[Data to examine]

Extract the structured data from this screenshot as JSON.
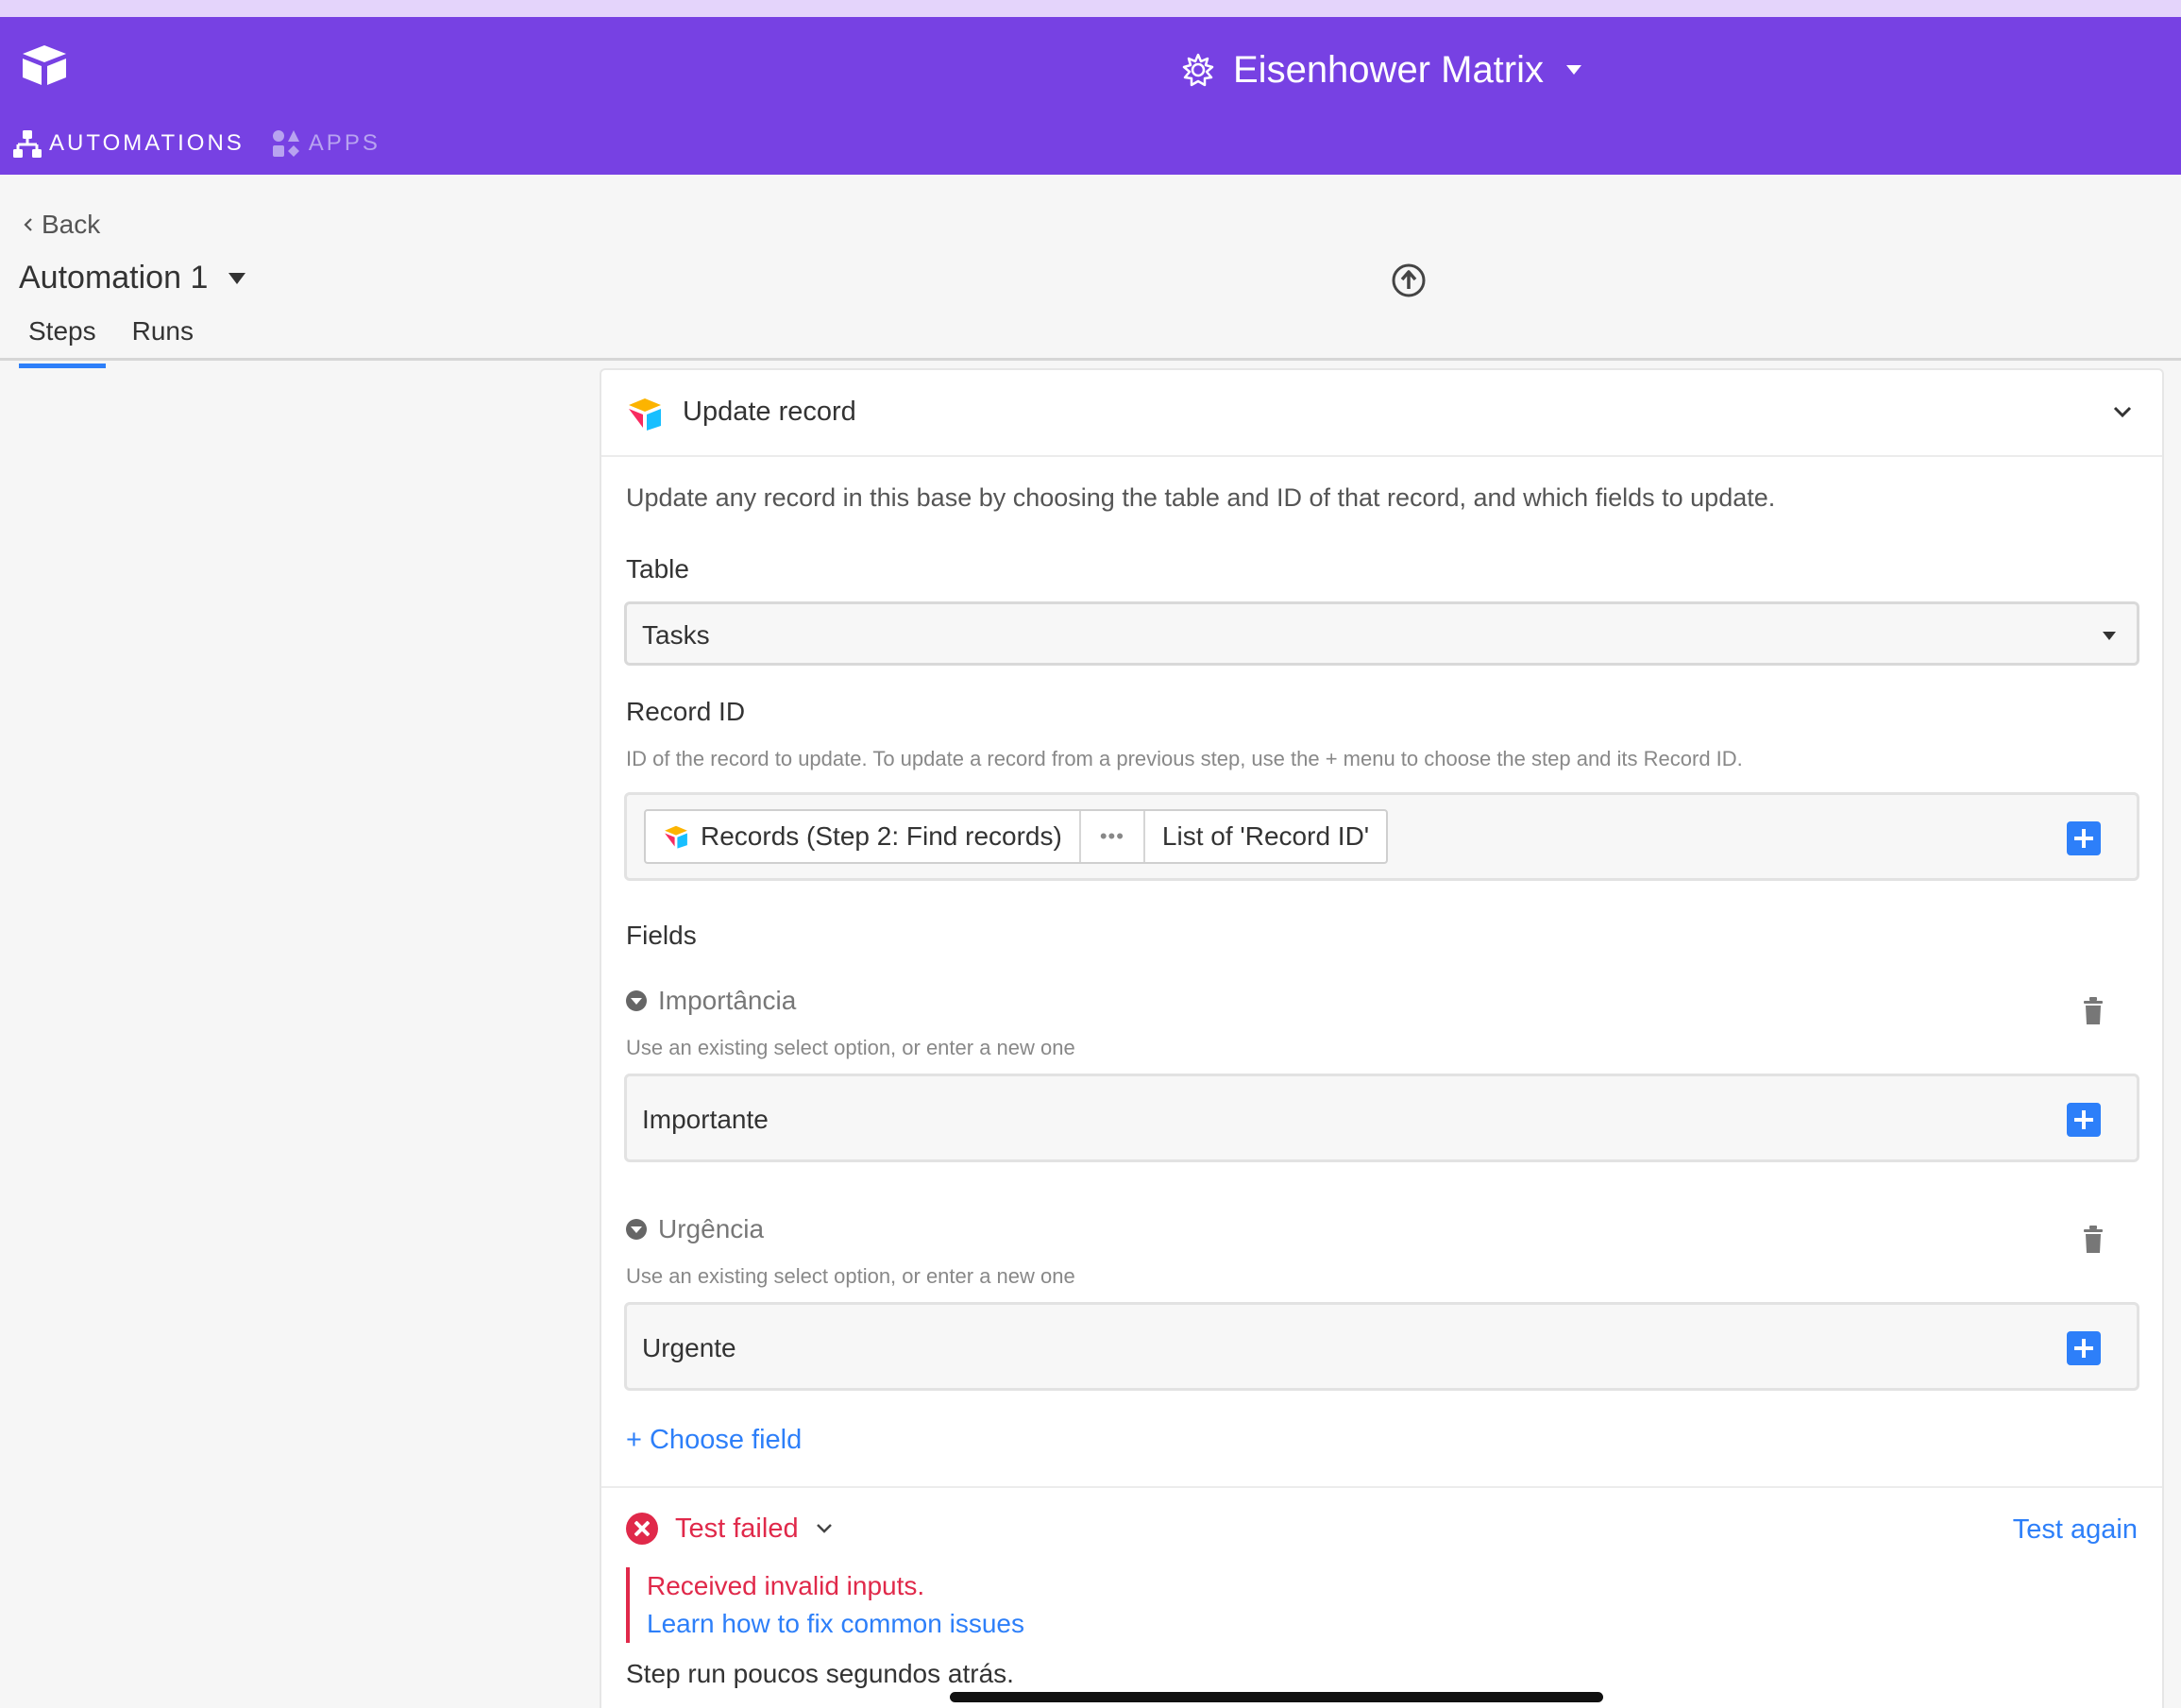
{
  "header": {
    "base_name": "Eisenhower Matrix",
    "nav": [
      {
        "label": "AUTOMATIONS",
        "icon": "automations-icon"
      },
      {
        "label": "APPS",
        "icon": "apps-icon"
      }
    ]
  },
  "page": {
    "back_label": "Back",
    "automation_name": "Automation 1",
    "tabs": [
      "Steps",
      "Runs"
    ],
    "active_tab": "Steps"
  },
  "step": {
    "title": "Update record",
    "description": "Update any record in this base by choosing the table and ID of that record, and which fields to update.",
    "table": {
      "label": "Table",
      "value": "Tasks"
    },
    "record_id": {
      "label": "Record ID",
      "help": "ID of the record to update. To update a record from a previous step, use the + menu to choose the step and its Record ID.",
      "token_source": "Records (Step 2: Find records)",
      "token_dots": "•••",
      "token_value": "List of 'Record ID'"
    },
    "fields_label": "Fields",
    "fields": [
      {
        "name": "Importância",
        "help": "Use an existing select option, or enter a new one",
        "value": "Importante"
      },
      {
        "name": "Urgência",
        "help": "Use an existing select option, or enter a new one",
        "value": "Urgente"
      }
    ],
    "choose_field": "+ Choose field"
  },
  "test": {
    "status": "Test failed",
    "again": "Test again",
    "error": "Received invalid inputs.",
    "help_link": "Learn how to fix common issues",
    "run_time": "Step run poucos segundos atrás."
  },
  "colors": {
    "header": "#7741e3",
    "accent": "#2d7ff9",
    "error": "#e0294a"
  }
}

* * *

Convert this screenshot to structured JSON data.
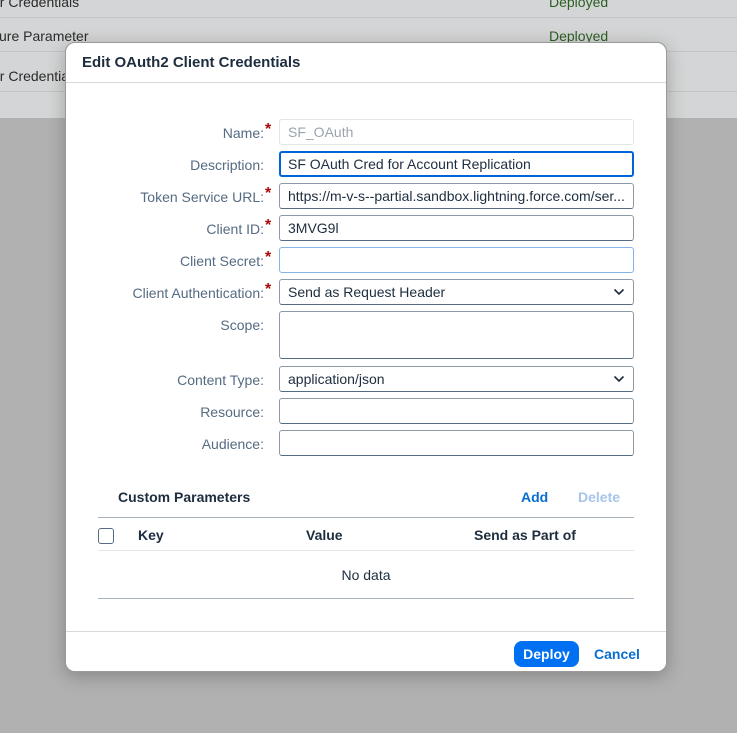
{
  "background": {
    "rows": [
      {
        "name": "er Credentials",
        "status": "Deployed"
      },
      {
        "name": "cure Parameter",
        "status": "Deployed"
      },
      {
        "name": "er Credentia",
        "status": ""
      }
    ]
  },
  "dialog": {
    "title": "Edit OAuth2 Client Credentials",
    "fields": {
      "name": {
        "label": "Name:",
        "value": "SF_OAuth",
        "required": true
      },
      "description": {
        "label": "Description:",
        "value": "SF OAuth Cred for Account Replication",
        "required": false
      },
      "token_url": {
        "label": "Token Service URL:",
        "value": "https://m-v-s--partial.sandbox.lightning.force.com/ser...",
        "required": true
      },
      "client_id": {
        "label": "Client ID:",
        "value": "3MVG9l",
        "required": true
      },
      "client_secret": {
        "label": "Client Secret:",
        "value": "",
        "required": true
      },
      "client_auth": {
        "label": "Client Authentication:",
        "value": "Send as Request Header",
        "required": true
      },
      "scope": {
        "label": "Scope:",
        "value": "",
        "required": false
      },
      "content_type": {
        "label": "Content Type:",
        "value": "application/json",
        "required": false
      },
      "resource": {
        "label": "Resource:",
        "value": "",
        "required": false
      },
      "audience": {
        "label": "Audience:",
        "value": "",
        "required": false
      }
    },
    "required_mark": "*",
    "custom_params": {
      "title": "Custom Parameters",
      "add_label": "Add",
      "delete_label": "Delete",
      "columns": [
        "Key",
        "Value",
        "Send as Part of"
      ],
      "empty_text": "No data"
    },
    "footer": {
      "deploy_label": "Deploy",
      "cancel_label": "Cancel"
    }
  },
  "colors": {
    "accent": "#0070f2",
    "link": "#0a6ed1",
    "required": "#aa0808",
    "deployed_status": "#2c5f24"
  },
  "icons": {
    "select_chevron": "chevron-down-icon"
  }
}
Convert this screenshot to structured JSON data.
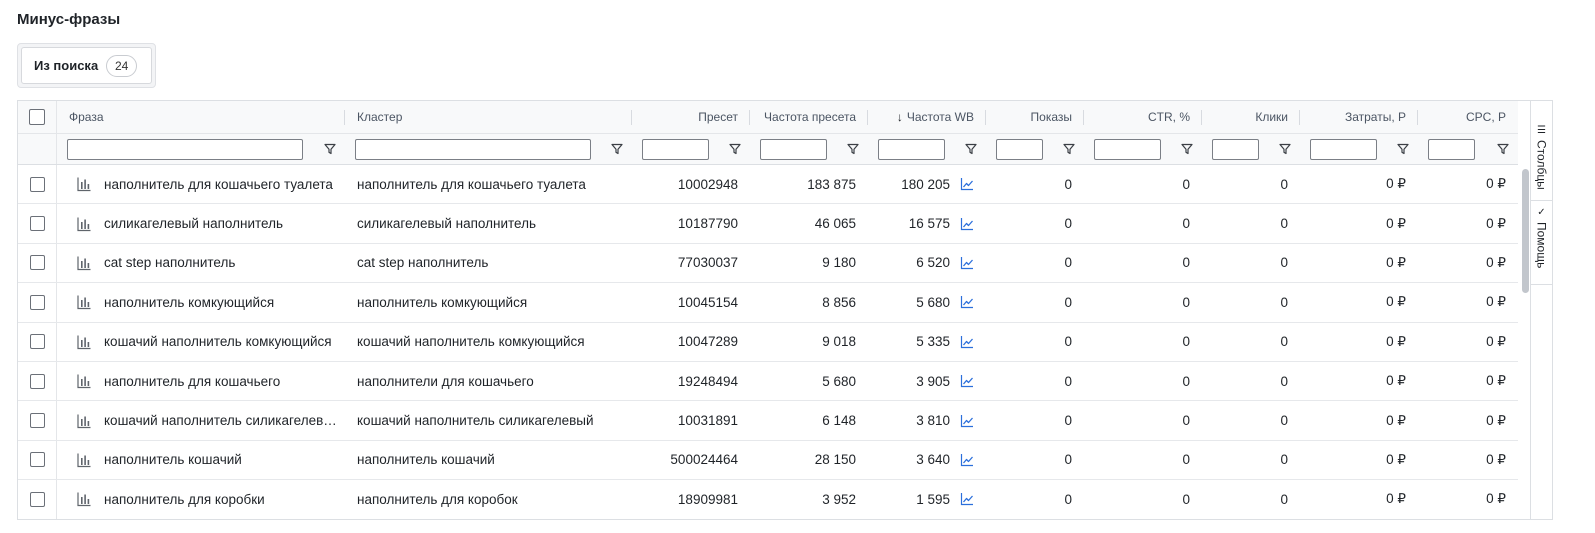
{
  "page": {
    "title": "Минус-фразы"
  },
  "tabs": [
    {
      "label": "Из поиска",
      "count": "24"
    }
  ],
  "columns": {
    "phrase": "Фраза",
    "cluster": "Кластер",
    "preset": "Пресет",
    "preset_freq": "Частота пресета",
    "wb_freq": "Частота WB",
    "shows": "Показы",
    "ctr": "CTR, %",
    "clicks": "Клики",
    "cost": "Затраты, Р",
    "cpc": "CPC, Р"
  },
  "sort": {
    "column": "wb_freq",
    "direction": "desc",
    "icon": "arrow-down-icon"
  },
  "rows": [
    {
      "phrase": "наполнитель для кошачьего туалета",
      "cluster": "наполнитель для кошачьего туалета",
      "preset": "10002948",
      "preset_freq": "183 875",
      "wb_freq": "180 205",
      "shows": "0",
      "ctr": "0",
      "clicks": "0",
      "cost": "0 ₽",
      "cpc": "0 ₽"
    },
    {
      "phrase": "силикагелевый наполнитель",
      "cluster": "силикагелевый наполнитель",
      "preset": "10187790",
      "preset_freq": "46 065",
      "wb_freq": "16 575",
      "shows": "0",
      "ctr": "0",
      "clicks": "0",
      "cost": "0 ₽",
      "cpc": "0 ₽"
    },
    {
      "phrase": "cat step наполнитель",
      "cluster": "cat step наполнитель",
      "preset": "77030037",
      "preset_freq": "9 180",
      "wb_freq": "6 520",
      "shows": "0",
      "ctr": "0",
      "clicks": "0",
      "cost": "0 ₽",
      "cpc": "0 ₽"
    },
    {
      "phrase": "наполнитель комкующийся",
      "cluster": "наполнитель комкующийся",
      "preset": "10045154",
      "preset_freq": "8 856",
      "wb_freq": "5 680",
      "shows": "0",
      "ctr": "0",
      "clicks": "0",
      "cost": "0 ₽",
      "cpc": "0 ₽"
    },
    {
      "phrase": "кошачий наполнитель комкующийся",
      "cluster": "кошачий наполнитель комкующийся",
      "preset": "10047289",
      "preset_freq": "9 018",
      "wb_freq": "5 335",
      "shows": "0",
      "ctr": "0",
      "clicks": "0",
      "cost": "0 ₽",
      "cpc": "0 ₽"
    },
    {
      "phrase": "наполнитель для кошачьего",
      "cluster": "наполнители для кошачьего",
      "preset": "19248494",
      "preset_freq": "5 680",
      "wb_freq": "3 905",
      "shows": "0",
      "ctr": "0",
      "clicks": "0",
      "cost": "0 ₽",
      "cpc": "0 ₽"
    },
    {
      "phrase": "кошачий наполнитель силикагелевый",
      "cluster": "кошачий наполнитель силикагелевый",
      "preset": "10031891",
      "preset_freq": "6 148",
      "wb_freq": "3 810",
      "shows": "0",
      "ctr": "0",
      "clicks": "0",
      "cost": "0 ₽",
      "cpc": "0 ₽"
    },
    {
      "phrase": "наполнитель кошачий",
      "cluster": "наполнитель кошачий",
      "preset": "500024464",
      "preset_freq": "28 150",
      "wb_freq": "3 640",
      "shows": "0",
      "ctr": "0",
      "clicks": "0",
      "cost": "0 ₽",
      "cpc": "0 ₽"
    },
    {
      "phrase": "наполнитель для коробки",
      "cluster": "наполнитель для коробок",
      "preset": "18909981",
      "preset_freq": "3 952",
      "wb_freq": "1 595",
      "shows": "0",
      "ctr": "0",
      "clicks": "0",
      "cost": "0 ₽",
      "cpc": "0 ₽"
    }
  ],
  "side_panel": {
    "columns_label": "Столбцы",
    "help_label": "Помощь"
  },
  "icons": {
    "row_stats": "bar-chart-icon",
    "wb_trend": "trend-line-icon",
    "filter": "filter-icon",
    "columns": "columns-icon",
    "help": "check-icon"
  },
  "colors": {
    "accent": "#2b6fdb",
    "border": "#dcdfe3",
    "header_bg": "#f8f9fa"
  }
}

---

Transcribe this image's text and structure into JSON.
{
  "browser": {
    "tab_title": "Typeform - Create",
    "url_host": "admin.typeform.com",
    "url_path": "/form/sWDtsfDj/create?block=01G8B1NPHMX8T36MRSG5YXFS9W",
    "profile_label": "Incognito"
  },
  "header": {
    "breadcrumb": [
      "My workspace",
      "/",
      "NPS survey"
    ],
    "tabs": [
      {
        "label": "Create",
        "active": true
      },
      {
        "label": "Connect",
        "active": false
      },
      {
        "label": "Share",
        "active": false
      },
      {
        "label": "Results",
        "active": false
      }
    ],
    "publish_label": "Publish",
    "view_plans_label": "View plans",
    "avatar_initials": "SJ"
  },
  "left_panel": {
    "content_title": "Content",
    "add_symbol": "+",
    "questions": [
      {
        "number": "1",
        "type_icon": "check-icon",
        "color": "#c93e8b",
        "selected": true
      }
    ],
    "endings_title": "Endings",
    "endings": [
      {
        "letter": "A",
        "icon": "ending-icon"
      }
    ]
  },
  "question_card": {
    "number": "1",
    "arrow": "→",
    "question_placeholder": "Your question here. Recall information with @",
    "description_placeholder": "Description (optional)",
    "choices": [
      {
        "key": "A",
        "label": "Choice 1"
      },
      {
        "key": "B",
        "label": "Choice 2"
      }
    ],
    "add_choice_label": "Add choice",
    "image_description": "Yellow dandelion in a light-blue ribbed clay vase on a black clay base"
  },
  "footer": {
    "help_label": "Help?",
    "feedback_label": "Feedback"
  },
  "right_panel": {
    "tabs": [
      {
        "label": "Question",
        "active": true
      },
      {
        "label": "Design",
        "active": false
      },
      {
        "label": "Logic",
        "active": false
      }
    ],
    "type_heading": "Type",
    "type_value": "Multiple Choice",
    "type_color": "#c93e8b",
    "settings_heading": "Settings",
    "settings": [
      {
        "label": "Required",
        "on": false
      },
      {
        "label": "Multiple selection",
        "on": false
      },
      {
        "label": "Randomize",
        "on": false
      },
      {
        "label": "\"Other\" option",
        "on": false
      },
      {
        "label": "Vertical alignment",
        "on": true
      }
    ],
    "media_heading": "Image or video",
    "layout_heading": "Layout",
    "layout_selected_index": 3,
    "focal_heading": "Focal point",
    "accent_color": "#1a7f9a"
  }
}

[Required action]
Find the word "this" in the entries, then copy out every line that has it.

[Output of the exercise]
Extract the structured data from this screenshot as JSON.
    "description": "Update any record in this base by choosing the table and ID of that record, and which fields to update.",
Convert this screenshot to structured JSON data.
Convert this screenshot to structured JSON data.
Transcribe this image's text and structure into JSON.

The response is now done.